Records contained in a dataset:
* * * *
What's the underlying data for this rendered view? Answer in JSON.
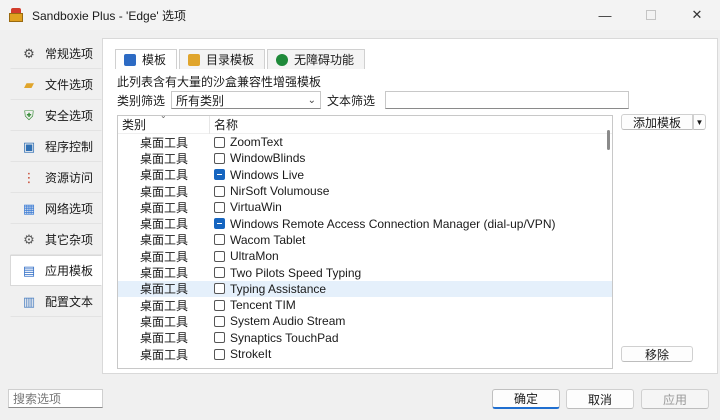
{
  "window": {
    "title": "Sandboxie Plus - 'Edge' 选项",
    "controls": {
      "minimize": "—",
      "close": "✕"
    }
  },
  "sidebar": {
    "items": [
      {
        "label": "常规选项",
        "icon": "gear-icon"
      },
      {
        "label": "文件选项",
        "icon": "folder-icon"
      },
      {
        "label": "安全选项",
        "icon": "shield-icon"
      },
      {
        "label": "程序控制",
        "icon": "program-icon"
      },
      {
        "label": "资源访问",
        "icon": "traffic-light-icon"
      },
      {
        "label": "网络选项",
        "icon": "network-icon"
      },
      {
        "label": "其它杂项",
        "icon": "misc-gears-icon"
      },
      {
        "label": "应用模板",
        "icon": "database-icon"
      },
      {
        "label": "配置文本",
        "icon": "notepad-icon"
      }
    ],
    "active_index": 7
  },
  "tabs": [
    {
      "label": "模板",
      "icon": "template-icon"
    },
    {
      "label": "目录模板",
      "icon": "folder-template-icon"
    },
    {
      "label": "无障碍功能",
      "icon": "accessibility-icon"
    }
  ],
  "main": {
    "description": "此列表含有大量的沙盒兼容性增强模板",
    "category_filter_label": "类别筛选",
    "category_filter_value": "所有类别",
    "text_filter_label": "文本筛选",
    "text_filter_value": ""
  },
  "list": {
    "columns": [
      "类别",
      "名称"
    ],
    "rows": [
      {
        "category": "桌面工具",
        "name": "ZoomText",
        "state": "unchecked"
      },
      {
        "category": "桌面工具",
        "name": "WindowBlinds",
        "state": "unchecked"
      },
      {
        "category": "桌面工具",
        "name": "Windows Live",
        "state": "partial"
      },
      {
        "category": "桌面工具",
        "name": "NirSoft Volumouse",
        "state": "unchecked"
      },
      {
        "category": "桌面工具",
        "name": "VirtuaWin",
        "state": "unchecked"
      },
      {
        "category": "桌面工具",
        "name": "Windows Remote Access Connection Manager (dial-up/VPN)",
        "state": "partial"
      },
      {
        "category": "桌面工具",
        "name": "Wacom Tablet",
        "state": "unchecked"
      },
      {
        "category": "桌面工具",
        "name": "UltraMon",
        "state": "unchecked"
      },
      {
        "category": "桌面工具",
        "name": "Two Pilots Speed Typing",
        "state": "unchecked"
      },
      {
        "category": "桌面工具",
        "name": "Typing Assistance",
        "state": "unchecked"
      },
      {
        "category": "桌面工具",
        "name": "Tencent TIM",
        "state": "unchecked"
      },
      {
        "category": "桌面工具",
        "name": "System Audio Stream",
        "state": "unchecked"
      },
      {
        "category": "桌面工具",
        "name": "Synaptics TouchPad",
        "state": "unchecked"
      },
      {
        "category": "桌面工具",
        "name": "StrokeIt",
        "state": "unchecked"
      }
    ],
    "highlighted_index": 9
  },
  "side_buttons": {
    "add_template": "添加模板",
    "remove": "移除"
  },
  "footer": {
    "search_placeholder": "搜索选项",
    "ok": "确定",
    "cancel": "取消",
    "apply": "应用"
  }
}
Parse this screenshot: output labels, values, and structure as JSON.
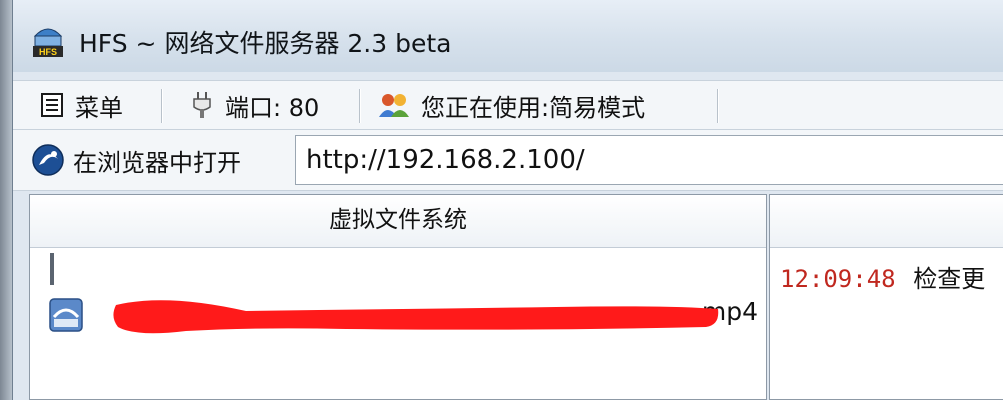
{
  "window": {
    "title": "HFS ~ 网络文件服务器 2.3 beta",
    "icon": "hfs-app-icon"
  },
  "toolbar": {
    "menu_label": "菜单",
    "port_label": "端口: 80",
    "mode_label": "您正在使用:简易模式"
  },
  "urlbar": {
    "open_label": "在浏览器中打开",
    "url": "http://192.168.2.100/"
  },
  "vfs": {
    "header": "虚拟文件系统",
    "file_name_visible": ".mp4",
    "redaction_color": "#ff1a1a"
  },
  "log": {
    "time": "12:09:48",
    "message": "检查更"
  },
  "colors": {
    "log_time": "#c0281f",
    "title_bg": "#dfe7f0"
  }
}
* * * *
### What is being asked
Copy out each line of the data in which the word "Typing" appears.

### The completed task
        "name": "Two Pilots Speed Typing",
        "name": "Typing Assistance",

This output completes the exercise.